Night of the Long Knives
During the early 1930s Ernst Röhm, leader of the "Brownshirts" (Sturmabteilung, or SA) with its 2.9 million plus members, was a much larger and more powerful part of the Nazi Party than Heinrich Himmler's SS ("blackshirts"). That suddenly changed in June 1934 as a result of a power struggle between the SA, which had a more radical vision than Hitler would tolerate, and a coalition of Himmler, Hermann Göring, the army and big business. The army feared the SA would absorb it into its ranks; which is what Röhm wanted to do. Himmler and Reinhard Heydrich prepared the list of Röhm's SA associates who were executed or imprisoned in this purge which became known as the Night of the Long Knives. Hitler had Röhm killed as well, for fear that he would be a rival in the near future. Himmler and his SS gained enormously from the killings; the SS was now its own branch and Himmler reported only to Hitler.
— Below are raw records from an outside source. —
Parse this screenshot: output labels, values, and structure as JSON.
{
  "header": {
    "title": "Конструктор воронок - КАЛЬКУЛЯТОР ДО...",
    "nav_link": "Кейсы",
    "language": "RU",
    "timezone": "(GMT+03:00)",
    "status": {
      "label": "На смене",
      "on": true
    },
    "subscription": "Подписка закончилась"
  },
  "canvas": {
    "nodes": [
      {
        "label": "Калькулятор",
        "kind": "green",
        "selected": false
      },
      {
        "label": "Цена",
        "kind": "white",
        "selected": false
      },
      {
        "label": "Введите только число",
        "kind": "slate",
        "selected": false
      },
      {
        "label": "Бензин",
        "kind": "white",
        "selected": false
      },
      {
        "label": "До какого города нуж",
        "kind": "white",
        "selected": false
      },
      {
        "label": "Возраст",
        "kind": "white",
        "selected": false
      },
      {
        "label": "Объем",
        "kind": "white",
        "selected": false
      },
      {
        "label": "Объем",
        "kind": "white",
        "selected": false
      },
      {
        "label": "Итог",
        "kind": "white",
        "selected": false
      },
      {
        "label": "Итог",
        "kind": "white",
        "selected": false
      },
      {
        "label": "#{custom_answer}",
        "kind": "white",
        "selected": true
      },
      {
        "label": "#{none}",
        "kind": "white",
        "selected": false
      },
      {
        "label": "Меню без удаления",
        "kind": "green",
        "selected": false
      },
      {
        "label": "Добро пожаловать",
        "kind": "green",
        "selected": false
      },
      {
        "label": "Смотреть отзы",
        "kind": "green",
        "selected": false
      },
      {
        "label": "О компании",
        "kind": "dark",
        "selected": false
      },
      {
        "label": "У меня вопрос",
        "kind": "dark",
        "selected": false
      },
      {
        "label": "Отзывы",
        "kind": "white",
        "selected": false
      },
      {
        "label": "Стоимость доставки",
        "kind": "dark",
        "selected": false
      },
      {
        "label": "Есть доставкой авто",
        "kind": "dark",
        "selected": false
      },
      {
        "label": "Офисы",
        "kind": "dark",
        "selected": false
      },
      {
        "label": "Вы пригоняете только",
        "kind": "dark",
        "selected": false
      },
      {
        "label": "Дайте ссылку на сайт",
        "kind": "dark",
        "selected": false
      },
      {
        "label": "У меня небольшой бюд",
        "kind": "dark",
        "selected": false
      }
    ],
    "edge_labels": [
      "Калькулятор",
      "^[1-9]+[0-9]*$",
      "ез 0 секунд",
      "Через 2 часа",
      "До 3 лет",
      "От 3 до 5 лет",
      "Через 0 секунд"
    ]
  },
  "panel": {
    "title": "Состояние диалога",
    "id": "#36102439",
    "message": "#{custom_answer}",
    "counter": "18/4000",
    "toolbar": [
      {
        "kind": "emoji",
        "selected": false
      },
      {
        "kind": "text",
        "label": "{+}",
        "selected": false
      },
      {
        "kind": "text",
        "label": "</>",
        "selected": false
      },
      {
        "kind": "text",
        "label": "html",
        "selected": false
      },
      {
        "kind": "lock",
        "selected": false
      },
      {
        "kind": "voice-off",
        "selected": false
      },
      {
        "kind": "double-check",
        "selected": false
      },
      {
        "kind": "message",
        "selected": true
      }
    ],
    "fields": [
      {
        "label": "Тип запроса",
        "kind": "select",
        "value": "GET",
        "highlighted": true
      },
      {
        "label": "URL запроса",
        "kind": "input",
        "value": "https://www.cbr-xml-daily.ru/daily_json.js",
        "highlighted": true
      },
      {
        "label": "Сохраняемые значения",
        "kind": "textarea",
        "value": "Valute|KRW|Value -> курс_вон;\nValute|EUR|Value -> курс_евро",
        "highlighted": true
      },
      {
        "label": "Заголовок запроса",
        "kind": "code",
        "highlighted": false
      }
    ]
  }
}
Those eliminated in the purge had a more socialistic view on the economy and some were homosexuals. The term is now often used to describe any ruthless purging of enemies, with or without bloodshed, as in the peremptory sacking of seven cabinet ministers by British Prime Minister Harold Macmillan in July 1962.